Take Ian Szabo, for instance. His career has taken the unlikely path of professional chef to renovator to author/TV personality to educator to real estate agent. His work as a renovator begat TV appearances, which begat videos about how to flip homes, which begat a book about flipping homes, and in turn led to him starting Flip School, which teaches contractors or laymen how to renovate homes for profit — in other words, create real life Property Brothers.
Szabo did all this before becoming a successful agent with Keller Williams Energy Real Estate, a Whitby, Ont.-based brokerage.
Now he uses his real estate acumen, renovation expertise and contractor partner and connections to help his clients get the best bang for their buck.
On the selling end, that means advice about what type of renovation work will pay off in terms of resale value and what won’t; on the buying end, that means helping spot issues that will come up on the home inspection and providing valuable insight to his clients about how much extra will need to be poured into any given home to meet the specific requirements of the buyer.
A typical real estate agent — while well versed in the resale value of specific reno projects — is not necessarily trained to provide any realistic advice about how much work needs to be done after the purchase, Szabo explains.
He explains that the transition from contracting into real estate makes sense under a couple of circumstances: contractors that are in their 40s, whose bodies are starting to break down and realize they can’t do this job physically forever. And there’s good money in real estate when you know what you’re doing.
“I think the big thing is you’re getting paid for what you know, and not what you can do,” Szabo says.
Yes, there are still negotiations on the real estate front, but Szabo insists he makes more money with less effort.
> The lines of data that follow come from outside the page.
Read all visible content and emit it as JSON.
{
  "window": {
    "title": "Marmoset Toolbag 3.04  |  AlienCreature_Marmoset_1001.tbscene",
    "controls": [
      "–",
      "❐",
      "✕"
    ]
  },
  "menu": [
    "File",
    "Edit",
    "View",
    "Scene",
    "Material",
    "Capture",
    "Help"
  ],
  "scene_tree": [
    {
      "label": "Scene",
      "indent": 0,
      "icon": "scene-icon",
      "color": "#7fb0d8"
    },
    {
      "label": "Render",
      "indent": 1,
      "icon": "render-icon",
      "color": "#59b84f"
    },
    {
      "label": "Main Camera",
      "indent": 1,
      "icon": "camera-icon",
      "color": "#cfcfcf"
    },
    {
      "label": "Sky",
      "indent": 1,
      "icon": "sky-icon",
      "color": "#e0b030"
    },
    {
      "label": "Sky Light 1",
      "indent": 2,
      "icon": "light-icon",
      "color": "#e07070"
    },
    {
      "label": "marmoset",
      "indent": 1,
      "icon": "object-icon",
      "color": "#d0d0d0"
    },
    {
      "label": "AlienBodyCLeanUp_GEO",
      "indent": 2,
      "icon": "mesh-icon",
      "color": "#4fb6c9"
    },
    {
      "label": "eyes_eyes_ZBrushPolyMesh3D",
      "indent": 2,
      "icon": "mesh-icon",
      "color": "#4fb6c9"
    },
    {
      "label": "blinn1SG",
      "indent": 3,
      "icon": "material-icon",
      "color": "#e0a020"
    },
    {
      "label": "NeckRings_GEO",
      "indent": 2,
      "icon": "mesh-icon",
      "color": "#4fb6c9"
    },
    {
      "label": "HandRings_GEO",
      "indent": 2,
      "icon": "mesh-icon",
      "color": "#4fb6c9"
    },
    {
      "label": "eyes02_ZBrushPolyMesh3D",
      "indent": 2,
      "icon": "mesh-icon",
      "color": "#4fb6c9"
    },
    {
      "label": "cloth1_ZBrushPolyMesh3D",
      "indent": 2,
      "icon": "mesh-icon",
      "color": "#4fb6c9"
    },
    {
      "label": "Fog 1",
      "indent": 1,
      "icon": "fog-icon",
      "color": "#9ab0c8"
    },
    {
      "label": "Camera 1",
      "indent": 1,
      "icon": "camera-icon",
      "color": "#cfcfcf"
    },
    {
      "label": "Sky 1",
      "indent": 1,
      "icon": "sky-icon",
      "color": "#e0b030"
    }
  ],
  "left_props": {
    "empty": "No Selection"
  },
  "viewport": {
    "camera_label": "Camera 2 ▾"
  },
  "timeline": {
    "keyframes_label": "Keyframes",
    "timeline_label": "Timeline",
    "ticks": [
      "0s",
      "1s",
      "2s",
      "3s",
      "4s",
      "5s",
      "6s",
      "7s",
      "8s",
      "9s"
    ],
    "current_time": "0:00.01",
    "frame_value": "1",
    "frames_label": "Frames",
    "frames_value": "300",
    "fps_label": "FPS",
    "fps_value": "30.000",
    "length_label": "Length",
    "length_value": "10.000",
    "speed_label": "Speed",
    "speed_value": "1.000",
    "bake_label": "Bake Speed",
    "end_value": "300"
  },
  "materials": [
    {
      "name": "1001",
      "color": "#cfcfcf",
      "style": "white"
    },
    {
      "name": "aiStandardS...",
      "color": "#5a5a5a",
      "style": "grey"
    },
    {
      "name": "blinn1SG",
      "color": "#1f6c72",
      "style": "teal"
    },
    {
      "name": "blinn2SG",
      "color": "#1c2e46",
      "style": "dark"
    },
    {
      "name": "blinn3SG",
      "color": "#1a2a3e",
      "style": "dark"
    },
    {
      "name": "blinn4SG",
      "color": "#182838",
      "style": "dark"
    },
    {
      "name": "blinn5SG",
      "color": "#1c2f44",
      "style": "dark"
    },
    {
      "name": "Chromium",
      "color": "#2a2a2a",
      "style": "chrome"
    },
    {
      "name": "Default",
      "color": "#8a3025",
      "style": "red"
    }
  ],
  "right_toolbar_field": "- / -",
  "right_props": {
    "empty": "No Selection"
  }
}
Let’s say in an average month, he sell five houses with a $10,000 commission each; that’s $50,000.
“For me to make $50,000 profit on a reno, I’d have to do five of those.”